State-owned aerospace and defence giant Denel will soon be able to do business in the world’s largest arms market when its blacklisting in India is resolved in the coming months.
This is according to Denel Group CEO Riaz Saloojee, who made the comments during a presentation of the company’s annual results earlier this month.
India’s Business Standard last week reported that the blacklisting would soon end as the CBI (Central Bureau of Investigations) has not been able to prove any charges against the firm after eight years of investigation. Defense News reported a source in the Indian Ministry of Defence as saying a letter had been sent to Denel on August 12 lifting the ban, and that a Denel executive had confirmed the ban was lifted.

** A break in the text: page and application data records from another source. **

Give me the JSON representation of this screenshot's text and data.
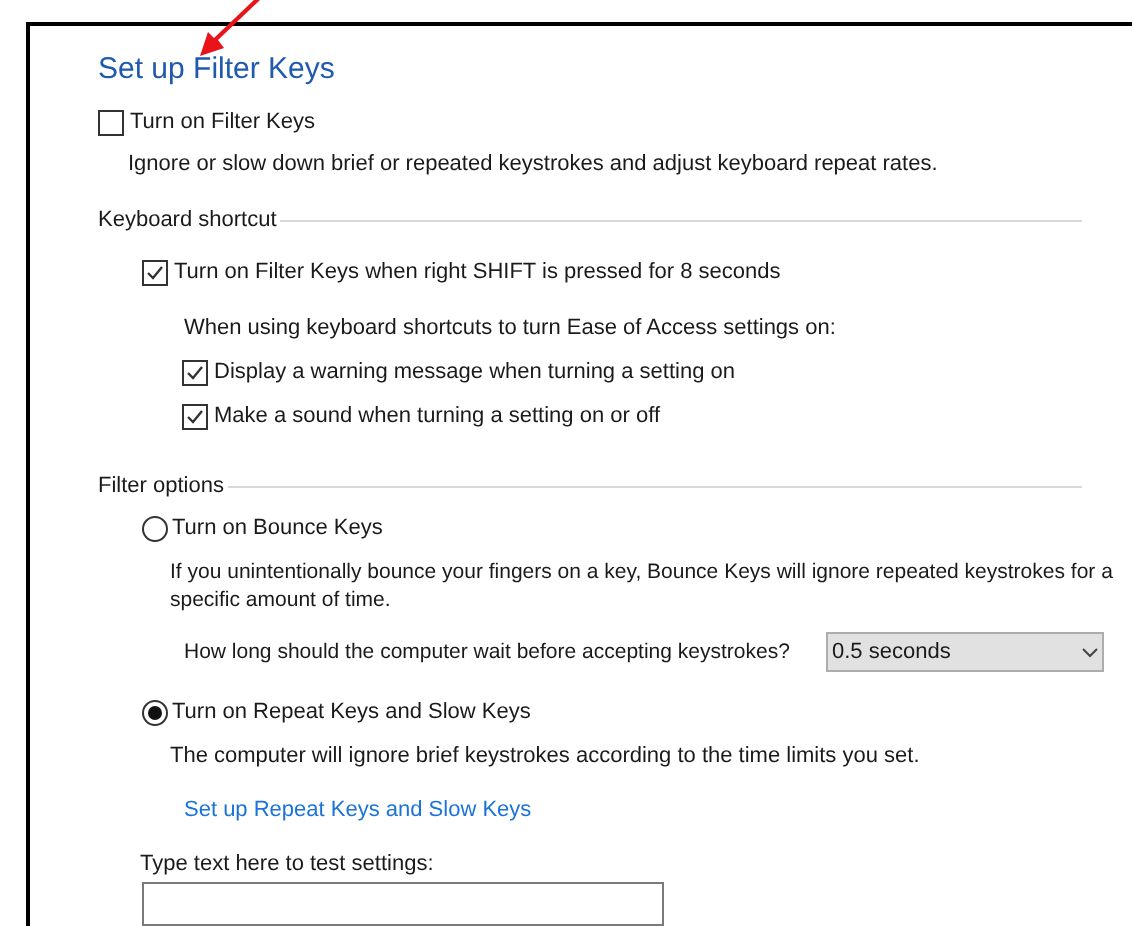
{
  "title": "Set up Filter Keys",
  "filter_keys": {
    "label": "Turn on Filter Keys",
    "checked": false,
    "description": "Ignore or slow down brief or repeated keystrokes and adjust keyboard repeat rates."
  },
  "keyboard_shortcut": {
    "heading": "Keyboard shortcut",
    "shortcut": {
      "label": "Turn on Filter Keys when right SHIFT is pressed for 8 seconds",
      "checked": true
    },
    "intro": "When using keyboard shortcuts to turn Ease of Access settings on:",
    "options": [
      {
        "label": "Display a warning message when turning a setting on",
        "checked": true
      },
      {
        "label": "Make a sound when turning a setting on or off",
        "checked": true
      }
    ]
  },
  "filter_options": {
    "heading": "Filter options",
    "bounce": {
      "label": "Turn on Bounce Keys",
      "selected": false,
      "description": "If you unintentionally bounce your fingers on a key, Bounce Keys will ignore repeated keystrokes for a specific amount of time.",
      "question": "How long should the computer wait before accepting keystrokes?",
      "dropdown_value": "0.5 seconds"
    },
    "repeat": {
      "label": "Turn on Repeat Keys and Slow Keys",
      "selected": true,
      "description": "The computer will ignore brief keystrokes according to the time limits you set.",
      "link": "Set up Repeat Keys and Slow Keys"
    }
  },
  "test": {
    "label": "Type text here to test settings:"
  }
}
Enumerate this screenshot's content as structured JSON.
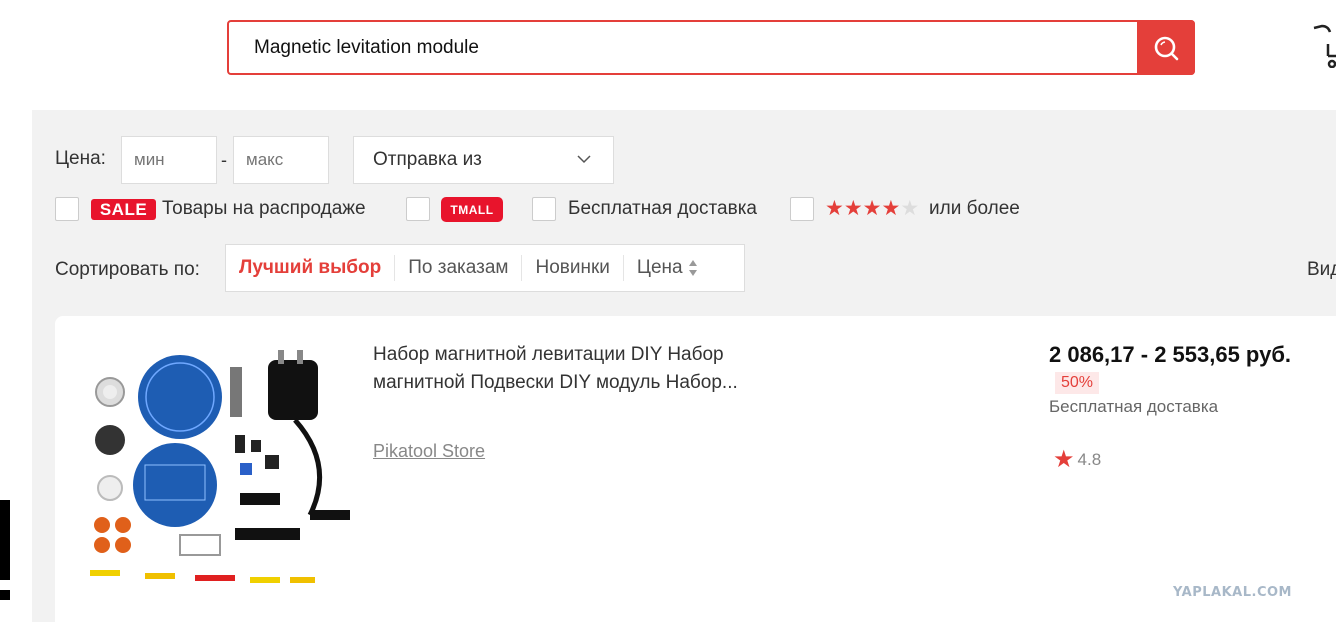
{
  "search": {
    "query": "Magnetic levitation module"
  },
  "filters": {
    "price_label": "Цена:",
    "min_placeholder": "мин",
    "dash": "-",
    "max_placeholder": "макс",
    "ship_from": "Отправка из",
    "sale_badge": "SALE",
    "sale_label": "Товары на распродаже",
    "tmall_badge": "TMALL",
    "free_shipping_label": "Бесплатная доставка",
    "rating_stars": 4,
    "rating_label": "или более"
  },
  "sort": {
    "label": "Сортировать по:",
    "options": [
      "Лучший выбор",
      "По заказам",
      "Новинки",
      "Цена"
    ],
    "active": 0,
    "view_label": "Вид"
  },
  "product": {
    "title": "Набор магнитной левитации DIY Набор магнитной Подвески DIY модуль Набор...",
    "store": "Pikatool Store",
    "price": "2 086,17 - 2 553,65 руб.",
    "discount": "50%",
    "delivery": "Бесплатная доставка",
    "rating": "4.8"
  },
  "watermark": "YAPLAKAL.COM",
  "colors": {
    "accent": "#e43f3a",
    "badge": "#e8142c",
    "background": "#f2f2f2"
  }
}
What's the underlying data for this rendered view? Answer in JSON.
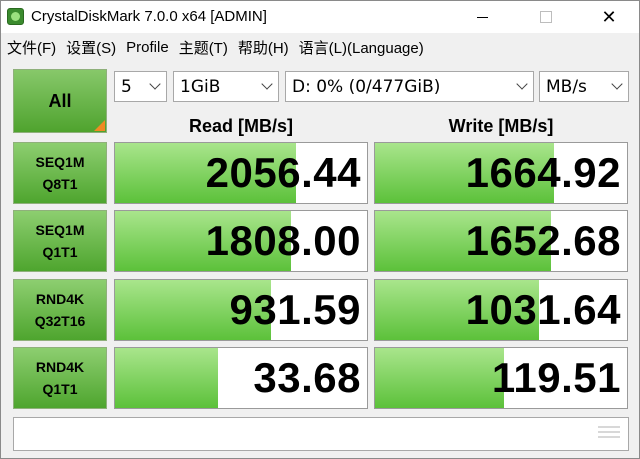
{
  "window": {
    "title": "CrystalDiskMark 7.0.0 x64 [ADMIN]",
    "controls": {
      "minimize": "—",
      "maximize": "□",
      "close": "✕"
    }
  },
  "menu": [
    "文件(F)",
    "设置(S)",
    "Profile",
    "主题(T)",
    "帮助(H)",
    "语言(L)(Language)"
  ],
  "controls": {
    "all_label": "All",
    "count": "5",
    "size": "1GiB",
    "drive": "D: 0% (0/477GiB)",
    "unit": "MB/s"
  },
  "headers": {
    "read": "Read [MB/s]",
    "write": "Write [MB/s]"
  },
  "rows": [
    {
      "label_line1": "SEQ1M",
      "label_line2": "Q8T1",
      "read": "2056.44",
      "write": "1664.92"
    },
    {
      "label_line1": "SEQ1M",
      "label_line2": "Q1T1",
      "read": "1808.00",
      "write": "1652.68"
    },
    {
      "label_line1": "RND4K",
      "label_line2": "Q32T16",
      "read": "931.59",
      "write": "1031.64"
    },
    {
      "label_line1": "RND4K",
      "label_line2": "Q1T1",
      "read": "33.68",
      "write": "119.51"
    }
  ],
  "bar_levels": {
    "read": [
      0.72,
      0.7,
      0.62,
      0.41
    ],
    "write": [
      0.71,
      0.7,
      0.65,
      0.51
    ]
  },
  "colors": {
    "bar_green": "#5cc13a",
    "label_green": "#4ea52e",
    "corner_orange": "#f08a24"
  },
  "comment": ""
}
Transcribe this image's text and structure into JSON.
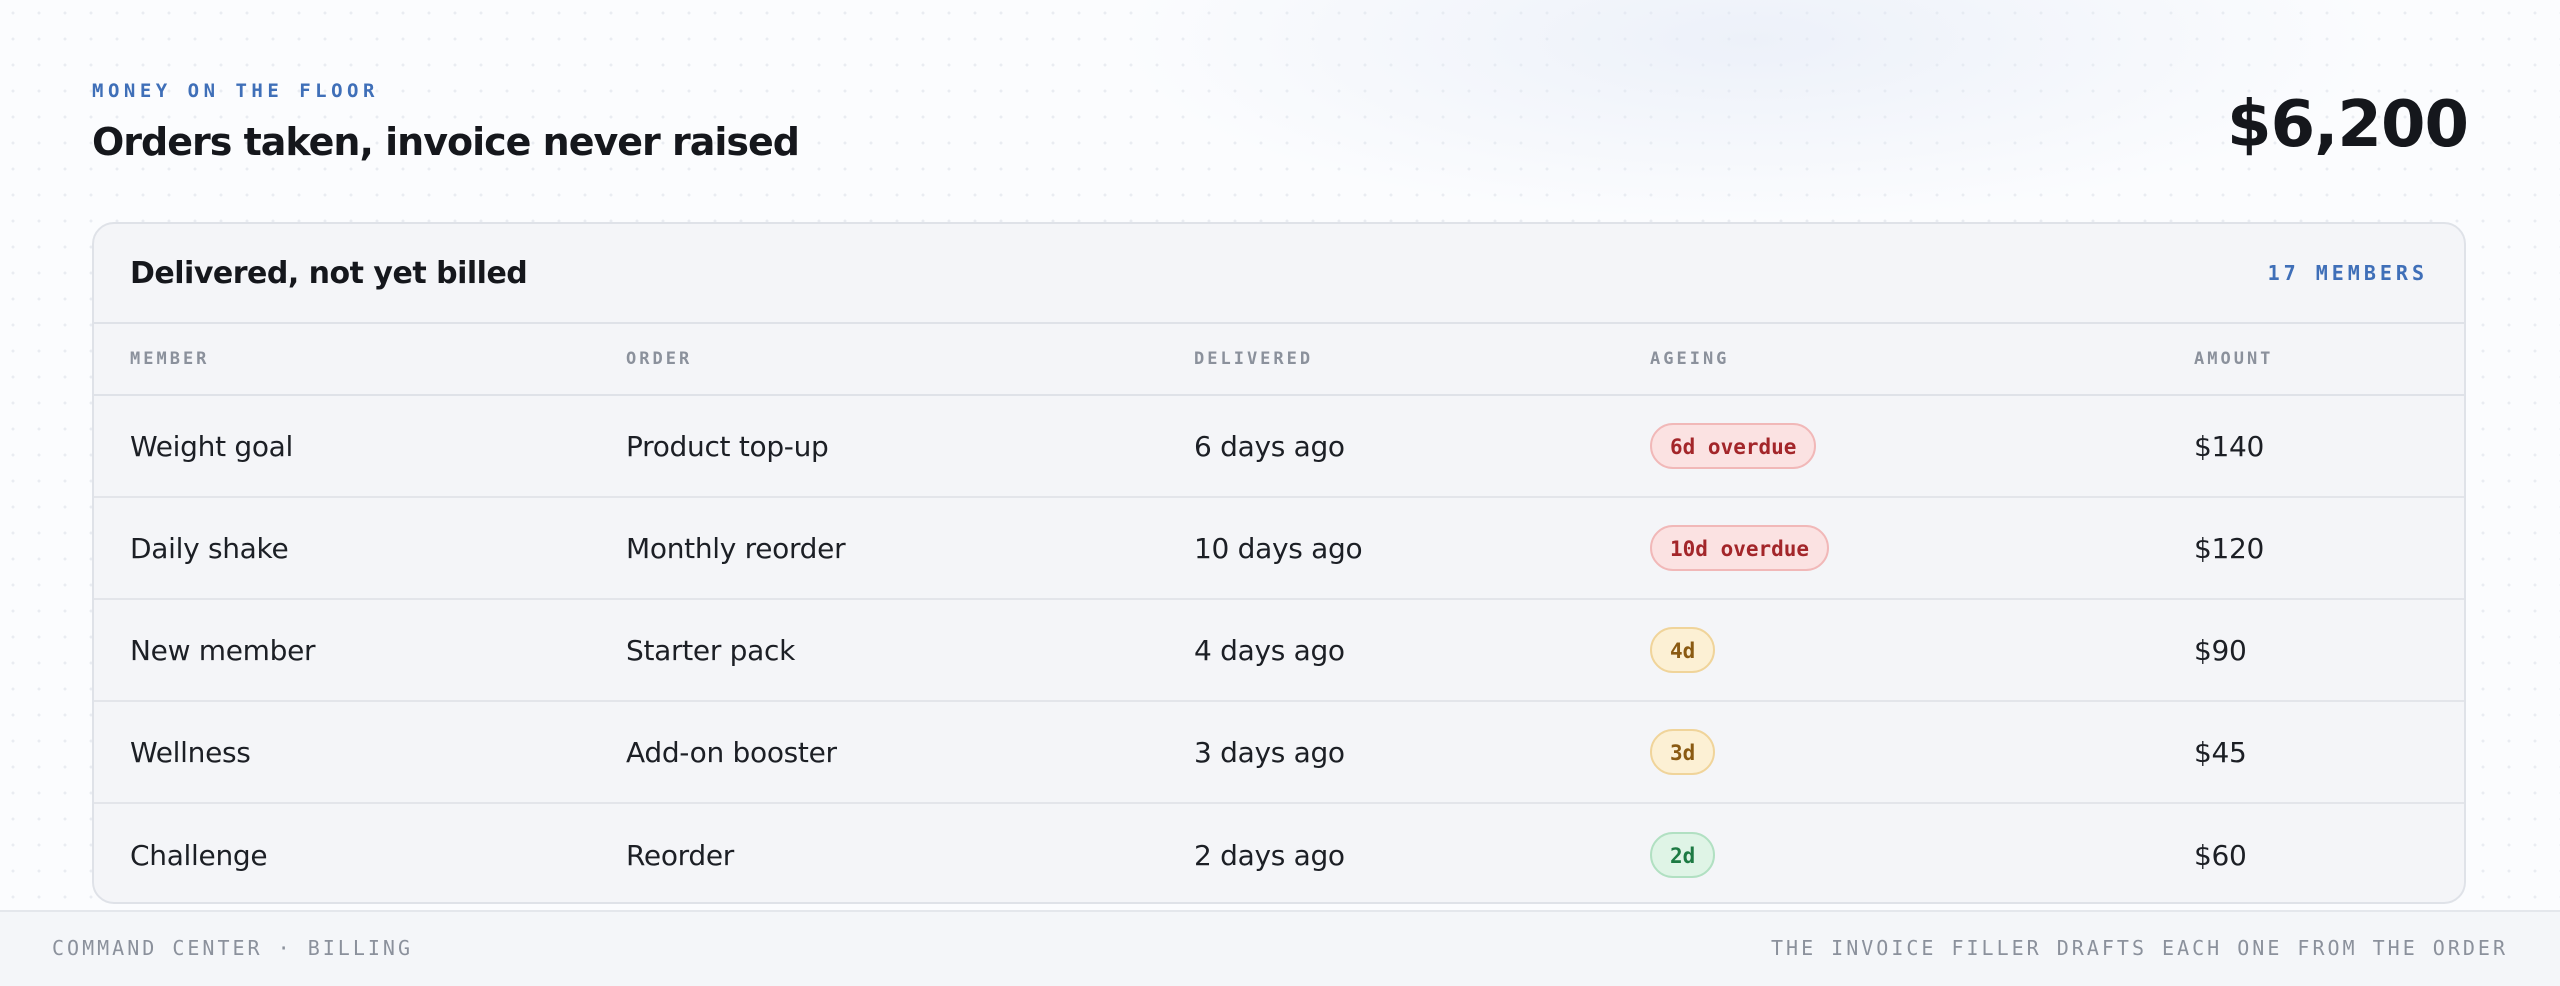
{
  "header": {
    "eyebrow": "MONEY ON THE FLOOR",
    "title": "Orders taken, invoice never raised",
    "total": "$6,200"
  },
  "card": {
    "title": "Delivered, not yet billed",
    "members_count": "17 MEMBERS"
  },
  "table": {
    "columns": [
      "MEMBER",
      "ORDER",
      "DELIVERED",
      "AGEING",
      "AMOUNT"
    ],
    "rows": [
      {
        "member": "Weight goal",
        "order": "Product top-up",
        "delivered": "6 days ago",
        "ageing": "6d overdue",
        "ageing_status": "overdue",
        "amount": "$140"
      },
      {
        "member": "Daily shake",
        "order": "Monthly reorder",
        "delivered": "10 days ago",
        "ageing": "10d overdue",
        "ageing_status": "overdue",
        "amount": "$120"
      },
      {
        "member": "New member",
        "order": "Starter pack",
        "delivered": "4 days ago",
        "ageing": "4d",
        "ageing_status": "warning",
        "amount": "$90"
      },
      {
        "member": "Wellness",
        "order": "Add-on booster",
        "delivered": "3 days ago",
        "ageing": "3d",
        "ageing_status": "warning",
        "amount": "$45"
      },
      {
        "member": "Challenge",
        "order": "Reorder",
        "delivered": "2 days ago",
        "ageing": "2d",
        "ageing_status": "ok",
        "amount": "$60"
      }
    ]
  },
  "footer": {
    "left": "COMMAND CENTER · BILLING",
    "right": "THE INVOICE FILLER DRAFTS EACH ONE FROM THE ORDER"
  },
  "colors": {
    "accent": "#3f6fb8",
    "overdue": "#a3262a",
    "warning": "#8a5a12",
    "ok": "#1d7a43"
  }
}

“The investigation found that there was in fact no illegal or untoward activities that had been conducted by Denel in India. We welcome the removal of the blacklisting because doing business with India again will further strengthen the relationship South Africa enjoys with the country within the context of the BRICS even more,” Vuyelwa Qinga, Denel Group Communications Manager told defenceWeb.
“In time, as Denel, we will present a more comprehensive view of the kind of capabilities and technology this opportunity opens up for Denel within the Indian market, which is one of the most critical markets for our company.”
Denel was blacklisted in India in 2005 after allegations that it paid kickbacks to Vara Associates, a company based in the Isle of Man, to help secure five deals between July 1999 and April 2005, to supply the Indian Army with 1 000 anti-material rifles and over 300 000 rounds of ammunition. No irregularities were found during investigations in South Africa, the Isle of Man, Switzerland and the UK.
The CBI probe started in June 2005, by which time 400 rifles had been delivered and two months after the Indian government stopped all dealings with Denel amid allegations that it paid ‘commission’ to the value of 12.75 per cent of the total worth of the arms deals secured with the Indian Army to Vara Associates.
The contracts involved the supply of 700 NTW-20 anti-material rifles, knock-down kits for another 300 rifles of the same make and 398 000 rounds of ammunition.
After the Denel deal fell through, India’s Ordnance Factory Tiruchirappalli began manufacturing the locally developed Vidhwansak multi-calibre anti-materiel rifle, which bears many similarities to the NTW-20. Available in 14.5 mm, 12.7 mm and 20 mm calibres, it has an effective range of approximately 2 000 metres.
“Denel will now emerge as a keen competitor in India’s $4-billion variety of 155 mm/52 calibre artillery gun projects,” Indian defence analyst Nitin Mehta told Defense News. The ban on Denel stopped the Indian Army’s acquisition of 155 mm artillery as well as a project to install Denel’s 155 mm gun on Indian tank chassis.
Saloojee said that Asia is an important environment for the company, which has seen a multi-billion rand order for turrets from Malaysia. India is the world’s biggest arms importer, as it replaces almost every category of equipment in its armed forces, but the Asia-Pacific region as a whole has a robust defence market which Denel is targeting.